Kingdom: Plantae
Clade: Angiosperms
Clade: Monocots
Order: Asparagales
Family: Blandfordiaceae
Genus: Blandfordia
Species:
B. punicea
Binomial name
Blandfordia punicea
Synonyms[1]
  • Aletris punicea Labill.
  • Blandfordia marginata Herb.
  • Blandfordia backhousii Lindl.
  • Blandfordia grandiflora Hook.f nom. illeg.
  • Blandfordia grandiflora var. backhousii (Lindl.) Hook.f.
  • Blandfordia grandiflora var. marginata (Herb.) Hook.f.

Blandfordia punicea, commonly known as Tasmanian Christmas bell, is a species of flowering plant that is endemic to western Tasmania.
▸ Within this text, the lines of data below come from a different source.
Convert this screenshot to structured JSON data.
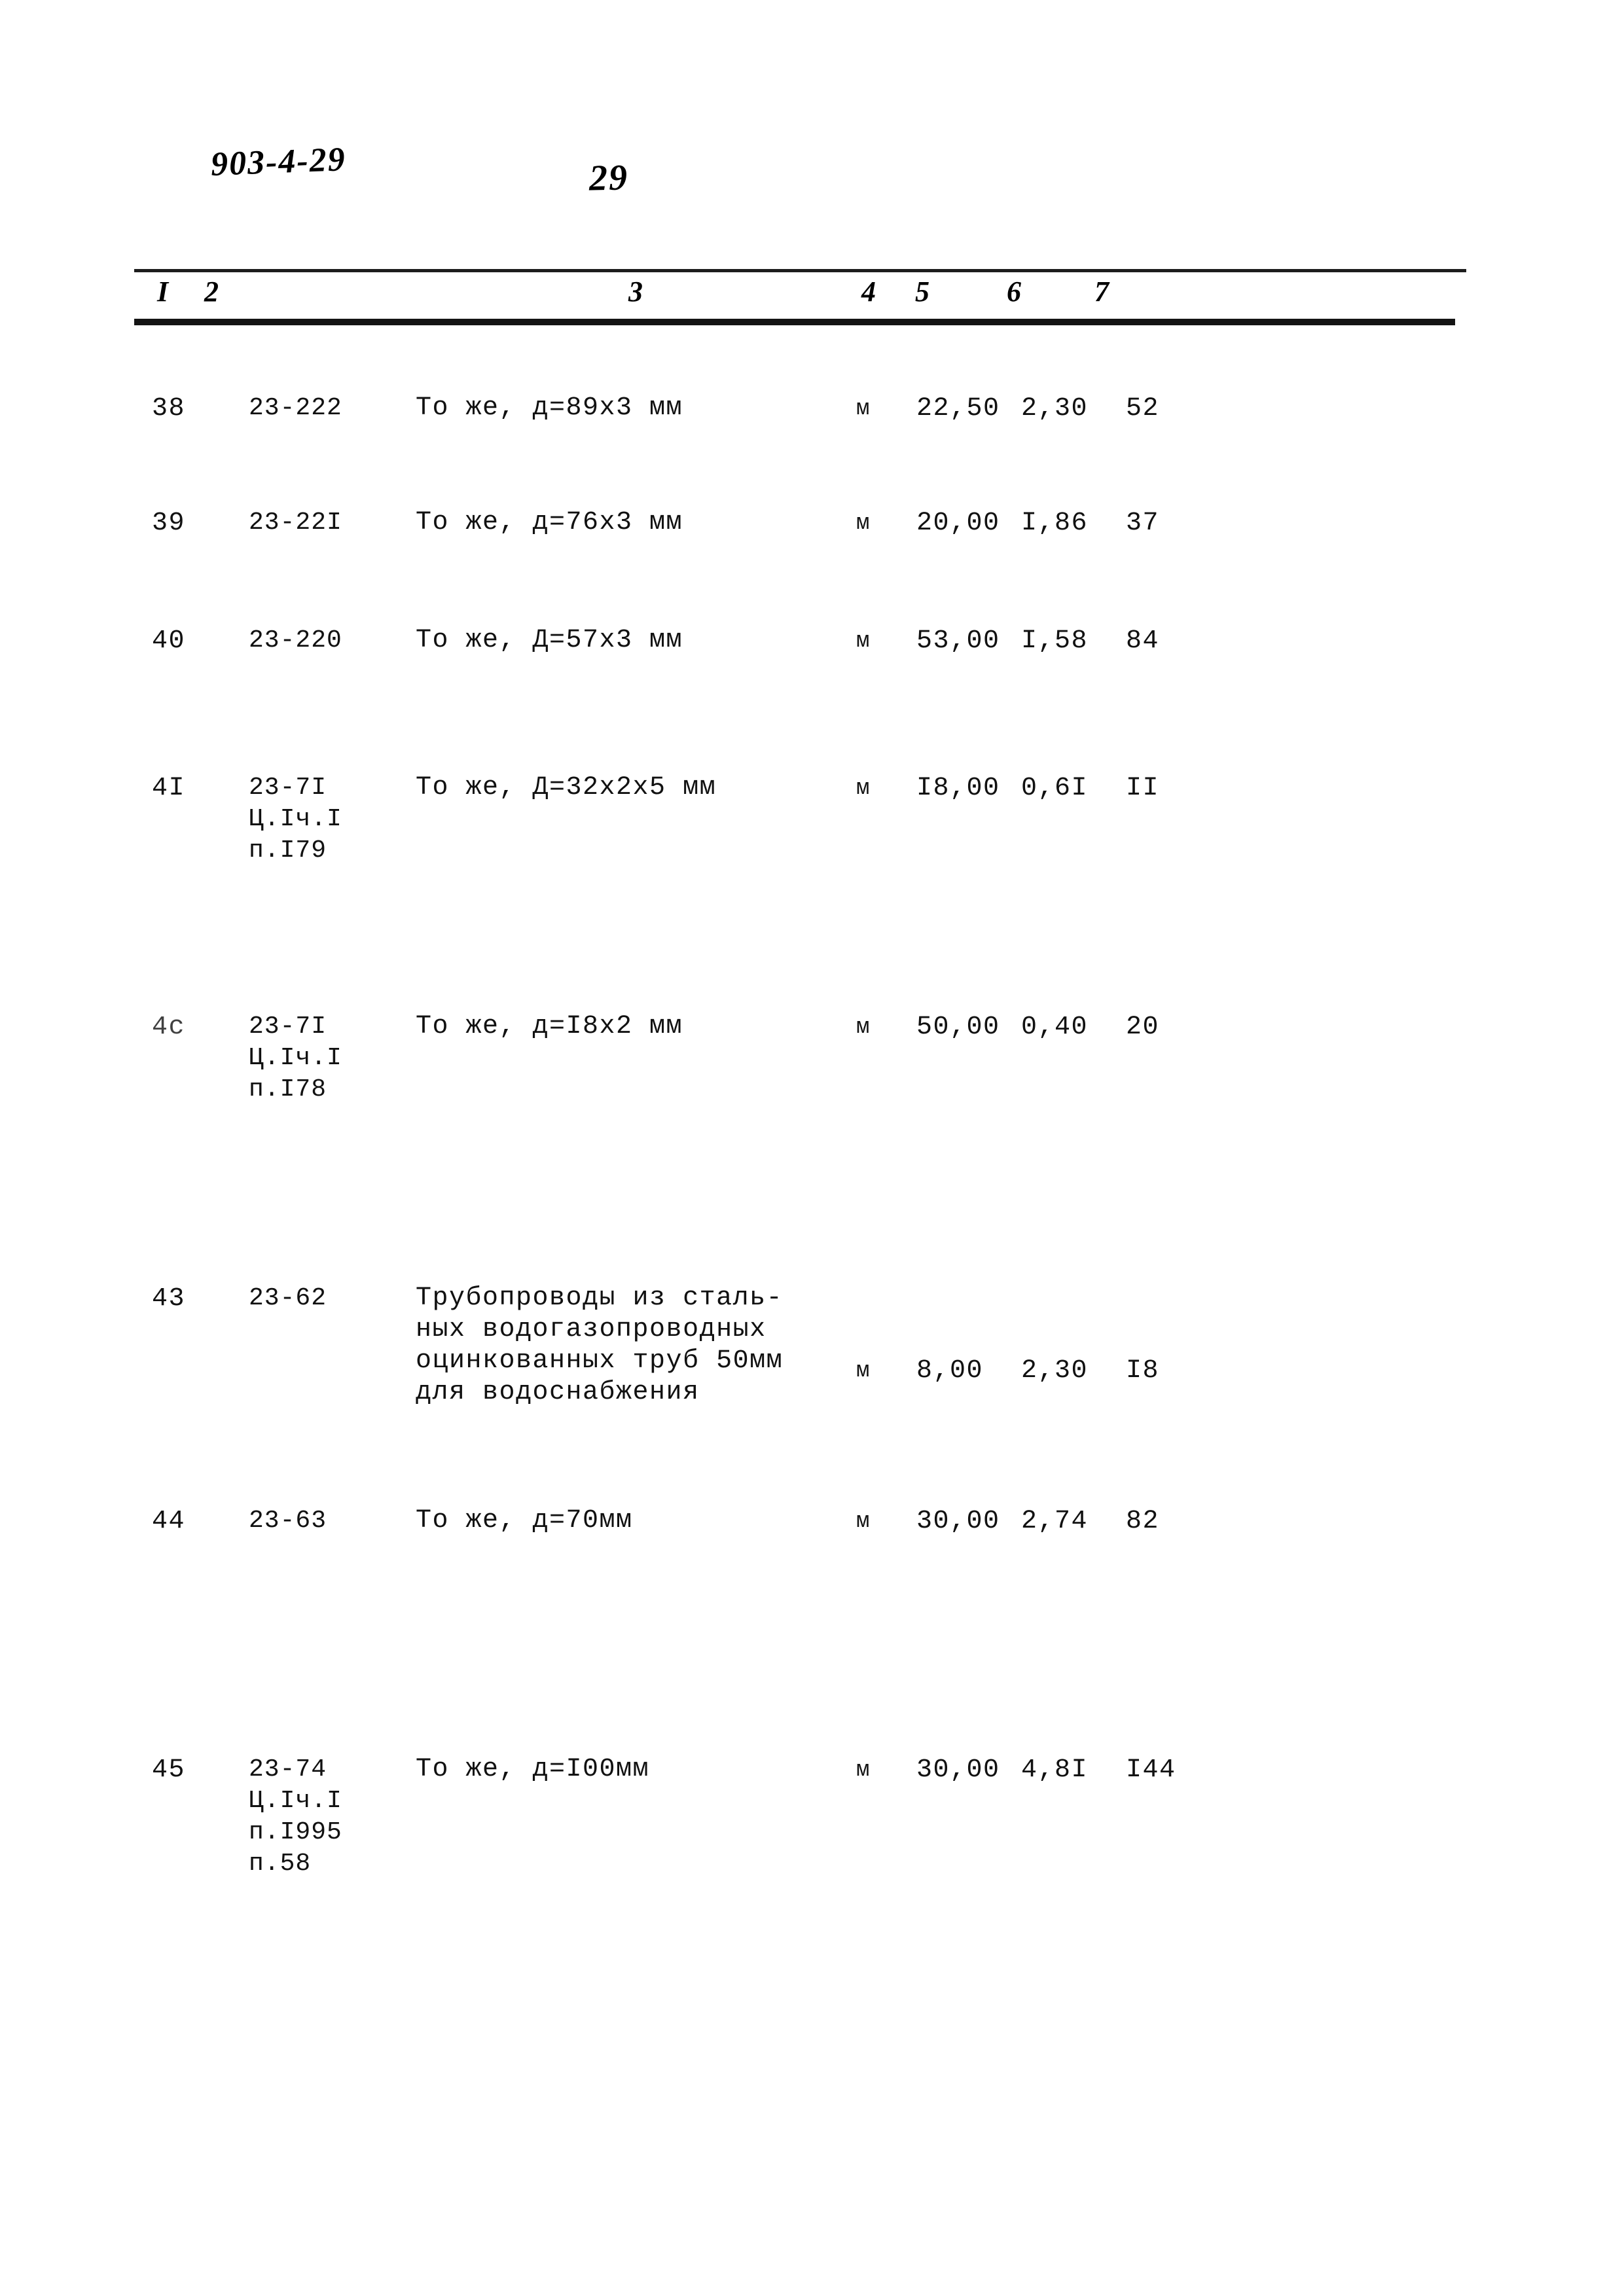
{
  "annotations": {
    "doc_code": "903-4-29",
    "page_number": "29"
  },
  "table": {
    "column_headers": [
      "I",
      "2",
      "3",
      "4",
      "5",
      "6",
      "7"
    ],
    "rows": [
      {
        "num": "38",
        "code": [
          "23-222"
        ],
        "desc": [
          "То же, д=89х3 мм"
        ],
        "unit": "м",
        "qty": "22,50",
        "w1": "2,30",
        "w2": "52"
      },
      {
        "num": "39",
        "code": [
          "23-22I"
        ],
        "desc": [
          "То же, д=76х3 мм"
        ],
        "unit": "м",
        "qty": "20,00",
        "w1": "I,86",
        "w2": "37"
      },
      {
        "num": "40",
        "code": [
          "23-220"
        ],
        "desc": [
          "То же, Д=57х3 мм"
        ],
        "unit": "м",
        "qty": "53,00",
        "w1": "I,58",
        "w2": "84"
      },
      {
        "num": "4I",
        "code": [
          "23-7I",
          "Ц.Iч.I",
          "п.I79"
        ],
        "desc": [
          "То же, Д=32х2х5 мм"
        ],
        "unit": "м",
        "qty": "I8,00",
        "w1": "0,6I",
        "w2": "II"
      },
      {
        "num": "4с",
        "code": [
          "23-7I",
          "Ц.Iч.I",
          "п.I78"
        ],
        "desc": [
          "То же, д=I8х2 мм"
        ],
        "unit": "м",
        "qty": "50,00",
        "w1": "0,40",
        "w2": "20"
      },
      {
        "num": "43",
        "code": [
          "23-62"
        ],
        "desc": [
          "Трубопроводы из сталь-",
          "ных водогазопроводных",
          "оцинкованных труб 50мм",
          "для водоснабжения"
        ],
        "unit": "м",
        "qty": "8,00",
        "w1": "2,30",
        "w2": "I8"
      },
      {
        "num": "44",
        "code": [
          "23-63"
        ],
        "desc": [
          "То же, д=70мм"
        ],
        "unit": "м",
        "qty": "30,00",
        "w1": "2,74",
        "w2": "82"
      },
      {
        "num": "45",
        "code": [
          "23-74",
          "Ц.Iч.I",
          "п.I995",
          "п.58"
        ],
        "desc": [
          "То же, д=I00мм"
        ],
        "unit": "м",
        "qty": "30,00",
        "w1": "4,8I",
        "w2": "I44"
      }
    ]
  }
}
It is a tufted perennial herb with linear leaves and drooping red, bell-shaped flowers that are yellow on the inside.

Description[edit]
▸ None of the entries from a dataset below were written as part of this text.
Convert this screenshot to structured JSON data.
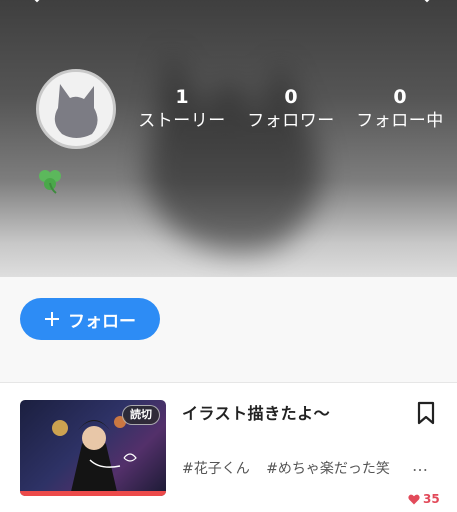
{
  "profile": {
    "stats": [
      {
        "count": "1",
        "label": "ストーリー"
      },
      {
        "count": "0",
        "label": "フォロワー"
      },
      {
        "count": "0",
        "label": "フォロー中"
      }
    ],
    "bio_emoji": "clover-icon"
  },
  "actions": {
    "follow_label": "フォロー"
  },
  "stories": [
    {
      "title": "イラスト描きたよ〜",
      "badge": "読切",
      "tags": [
        "#花子くん",
        "#めちゃ楽だった笑"
      ],
      "more": "…",
      "likes": "35"
    }
  ],
  "colors": {
    "accent": "#2d8cf5",
    "like": "#e24a5a",
    "thumb_bar": "#ec4a4a"
  },
  "icons": [
    "chevron-icon",
    "cat-avatar-icon",
    "clover-icon",
    "plus-icon",
    "bookmark-icon",
    "heart-icon"
  ]
}
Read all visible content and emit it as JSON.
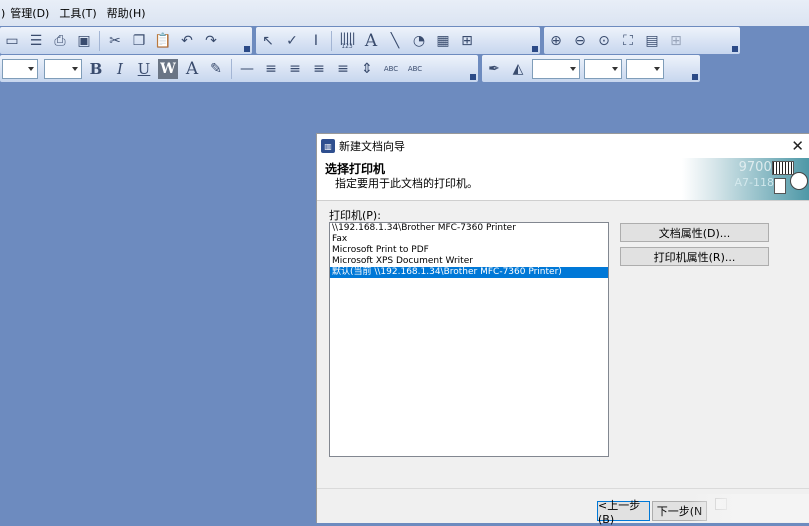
{
  "menu": {
    "edge": ")",
    "items": [
      "管理(D)",
      "工具(T)",
      "帮助(H)"
    ]
  },
  "toolbar": {
    "align_glyph": "≡",
    "bold": "B",
    "italic": "I",
    "underline": "U",
    "wrap": "W",
    "font_color": "A",
    "text_tool": "A",
    "abc1": "ABC",
    "abc2": "ABC",
    "barcode_label": "123"
  },
  "dialog": {
    "title": "新建文档向导",
    "close": "✕",
    "header_title": "选择打印机",
    "header_subtitle": "指定要用于此文档的打印机。",
    "banner_text1": "97001",
    "banner_text2": "A7-118",
    "printer_label": "打印机(P):",
    "printers": [
      "\\\\192.168.1.34\\Brother MFC-7360 Printer",
      "Fax",
      "Microsoft Print to PDF",
      "Microsoft XPS Document Writer",
      "默认(当前 \\\\192.168.1.34\\Brother MFC-7360 Printer)"
    ],
    "selected_index": 4,
    "doc_props_button": "文档属性(D)...",
    "printer_props_button": "打印机属性(R)...",
    "back_button": "<上一步(B)",
    "next_button": "下一步(N"
  },
  "colors": {
    "desktop": "#6d8bbf",
    "selection": "#0078d7"
  }
}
Blandfordia punicea is a tufted perennial herb with flat, ribbed, strap-like leaves 30–100 cm (12–39 in) long, 6–8 mm (0.24–0.31 in) wide, with small teeth on the edge and often with a reddish tinge. The flowering stem is unbranched and bears up to twenty bell-shaped flowers up to 20–40 mm (0.79–1.6 in) long. The flowers are borne on a stout flowering stem up to 1.0 m (3.3 ft) long, each flower with a pedicel 25–50 mm (0.98–2.0 in) long. The stamens are attached above the middle of the flower tube. The flowers are mostly red on the outside with yellow on the inside and are usually very prominent in their native habitat, often rising above ground-level vegetation between mid-spring and early autumn. The fruit is a capsule 25–40 mm (0.98–1.6 in) long on a stalk about 25 mm (0.98 in) long.[2][3][4]
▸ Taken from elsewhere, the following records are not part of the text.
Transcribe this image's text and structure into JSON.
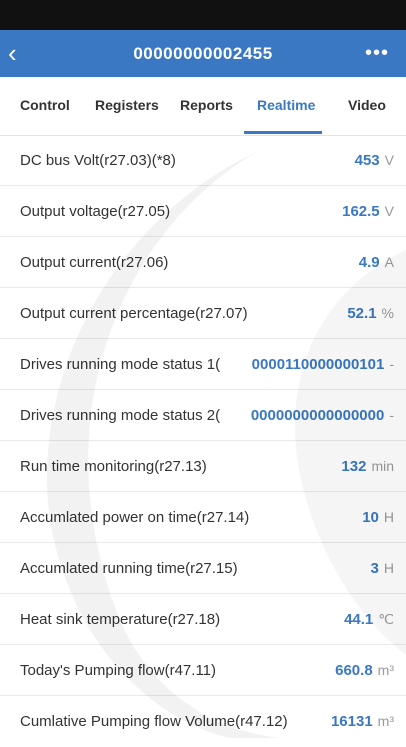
{
  "header": {
    "back_icon": "chevron-left-icon",
    "title": "00000000002455",
    "more_icon": "more-dots-icon"
  },
  "tabs": [
    {
      "label": "Control"
    },
    {
      "label": "Registers"
    },
    {
      "label": "Reports"
    },
    {
      "label": "Realtime",
      "active": true
    },
    {
      "label": "Video"
    }
  ],
  "rows": [
    {
      "label": "DC bus Volt(r27.03)(*8)",
      "value": "453",
      "unit": "V"
    },
    {
      "label": "Output voltage(r27.05)",
      "value": "162.5",
      "unit": "V"
    },
    {
      "label": "Output current(r27.06)",
      "value": "4.9",
      "unit": "A"
    },
    {
      "label": "Output current percentage(r27.07)",
      "value": "52.1",
      "unit": "%"
    },
    {
      "label": "Drives running mode status 1(",
      "value": "0000110000000101",
      "unit": "-"
    },
    {
      "label": "Drives running mode status 2(",
      "value": "0000000000000000",
      "unit": "-"
    },
    {
      "label": "Run time monitoring(r27.13)",
      "value": "132",
      "unit": "min"
    },
    {
      "label": "Accumlated power on time(r27.14)",
      "value": "10",
      "unit": "H"
    },
    {
      "label": "Accumlated running time(r27.15)",
      "value": "3",
      "unit": "H"
    },
    {
      "label": "Heat sink temperature(r27.18)",
      "value": "44.1",
      "unit": "℃"
    },
    {
      "label": "Today's Pumping flow(r47.11)",
      "value": "660.8",
      "unit": "m³"
    },
    {
      "label": "Cumlative Pumping flow Volume(r47.12)",
      "value": "16131",
      "unit": "m³"
    }
  ],
  "colors": {
    "accent": "#3a78c3",
    "status_bar": "#111111"
  }
}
Taxonomy and naming[edit]

The Tasmanian Christmas bell was first formally described in 1805 by Jacques Labillardière who gave it the name Aletris punicea and published the description in Novae Hollandiae Plantarum Specimen.[5][6] In 1830, Robert Sweet changed the name to Blandfordia punicea.[7] The specific epithet (punicea) is a Latin word meaning "reddish" or "purplish-red".[8]

Distribution and habitat[edit]

Blandfordia punicea grows in button grass (Gymnoschoenus sphaerocephalus) and damp heath, mostly west of a line between Bruny Island and Rocky Cape.[4]

Culture[edit]

An Australian 50c stamp depicting the species was issued on 13 February 2007.[9]

References[edit]

  1. ^ a b "Blandfordia punicea". World Checklist of Selected Plant Families (WCSP). Royal Botanic Gardens, Kew.
  2. ^ Cochrane, G.R.; Fuhrer, B.A.; Rotherdam, E.M.; Simmons, J.; Simmons, M. & Willis, J.H. (1980). Flowers and Plants of Victoria and Tasmania. A.H. & A.W. Reed. ISBN 0589502565.
  3. ^ Ingram, John W. (1965). "Notes on the Cultivated Liliaceae 2. Blandfordia". Baileya; a Quarterly Journal of Horticultural Taxonomy. 13: 51. Retrieved 20 January 2019.
  4. ^ a b Jordan, Greg. "Blandfordia". University of Tasmania. Retrieved 20 January 2019.
  5. ^ "Aletris punicea". APNI. Retrieved 20 January 2019.
  6. ^ Labillardière, Jacques (1805). Novae Hollandiae Plantarum Specimen (Volume 1). Paris. p. 85. Retrieved 20 January 2019.
  7. ^ "Blandfordia punicea". APNI. Retrieved 20 January 2019.
  8. ^ Brown, Roland Wilbur (1956). The Composition of Scientific Words. Washington, D.C.: Smithsonian Institution Press. p. 651.
  9. ^ "Blandfordia punicea". Australian Plants on Stamps. Centre for Australian National Biodiversity Research. Retrieved 22 September 2012.